[Start of section]

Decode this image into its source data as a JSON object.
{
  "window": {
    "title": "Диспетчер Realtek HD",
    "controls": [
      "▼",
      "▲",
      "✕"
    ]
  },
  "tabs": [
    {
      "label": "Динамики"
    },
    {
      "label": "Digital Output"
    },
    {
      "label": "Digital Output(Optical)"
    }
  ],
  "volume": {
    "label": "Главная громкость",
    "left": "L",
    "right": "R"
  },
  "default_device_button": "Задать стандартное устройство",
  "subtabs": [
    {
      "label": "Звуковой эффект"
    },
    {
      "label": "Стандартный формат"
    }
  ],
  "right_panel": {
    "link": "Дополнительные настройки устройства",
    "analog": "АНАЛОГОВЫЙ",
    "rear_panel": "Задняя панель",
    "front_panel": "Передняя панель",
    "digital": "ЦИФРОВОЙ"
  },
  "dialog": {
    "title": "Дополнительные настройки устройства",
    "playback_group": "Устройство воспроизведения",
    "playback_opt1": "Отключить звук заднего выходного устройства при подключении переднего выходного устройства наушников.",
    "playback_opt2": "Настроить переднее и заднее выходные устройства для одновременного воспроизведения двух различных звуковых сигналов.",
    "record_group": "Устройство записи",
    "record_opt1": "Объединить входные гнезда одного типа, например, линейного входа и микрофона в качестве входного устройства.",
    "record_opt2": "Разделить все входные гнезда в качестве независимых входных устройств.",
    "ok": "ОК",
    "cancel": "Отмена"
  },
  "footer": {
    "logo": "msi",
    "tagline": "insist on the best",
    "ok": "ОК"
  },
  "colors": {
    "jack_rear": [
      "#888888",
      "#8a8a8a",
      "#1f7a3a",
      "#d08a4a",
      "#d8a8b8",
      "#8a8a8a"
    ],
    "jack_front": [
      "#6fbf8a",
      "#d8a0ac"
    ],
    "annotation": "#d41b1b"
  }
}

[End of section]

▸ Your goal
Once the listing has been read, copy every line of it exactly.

▸ Your response
Decode this image into its source data as a JSON object.
{
  "window": {
    "title": "Диспетчер Realtek HD",
    "controls": [
      "▼",
      "▲",
      "✕"
    ]
  },
  "tabs": [
    {
      "label": "Динамики"
    },
    {
      "label": "Digital Output"
    },
    {
      "label": "Digital Output(Optical)"
    }
  ],
  "volume": {
    "label": "Главная громкость",
    "left": "L",
    "right": "R"
  },
  "default_device_button": "Задать стандартное устройство",
  "subtabs": [
    {
      "label": "Звуковой эффект"
    },
    {
      "label": "Стандартный формат"
    }
  ],
  "right_panel": {
    "link": "Дополнительные настройки устройства",
    "analog": "АНАЛОГОВЫЙ",
    "rear_panel": "Задняя панель",
    "front_panel": "Передняя панель",
    "digital": "ЦИФРОВОЙ"
  },
  "dialog": {
    "title": "Дополнительные настройки устройства",
    "playback_group": "Устройство воспроизведения",
    "playback_opt1": "Отключить звук заднего выходного устройства при подключении переднего выходного устройства наушников.",
    "playback_opt2": "Настроить переднее и заднее выходные устройства для одновременного воспроизведения двух различных звуковых сигналов.",
    "record_group": "Устройство записи",
    "record_opt1": "Объединить входные гнезда одного типа, например, линейного входа и микрофона в качестве входного устройства.",
    "record_opt2": "Разделить все входные гнезда в качестве независимых входных устройств.",
    "ok": "ОК",
    "cancel": "Отмена"
  },
  "footer": {
    "logo": "msi",
    "tagline": "insist on the best",
    "ok": "ОК"
  },
  "colors": {
    "jack_rear": [
      "#888888",
      "#8a8a8a",
      "#1f7a3a",
      "#d08a4a",
      "#d8a8b8",
      "#8a8a8a"
    ],
    "jack_front": [
      "#6fbf8a",
      "#d8a0ac"
    ],
    "annotation": "#d41b1b"
  }
}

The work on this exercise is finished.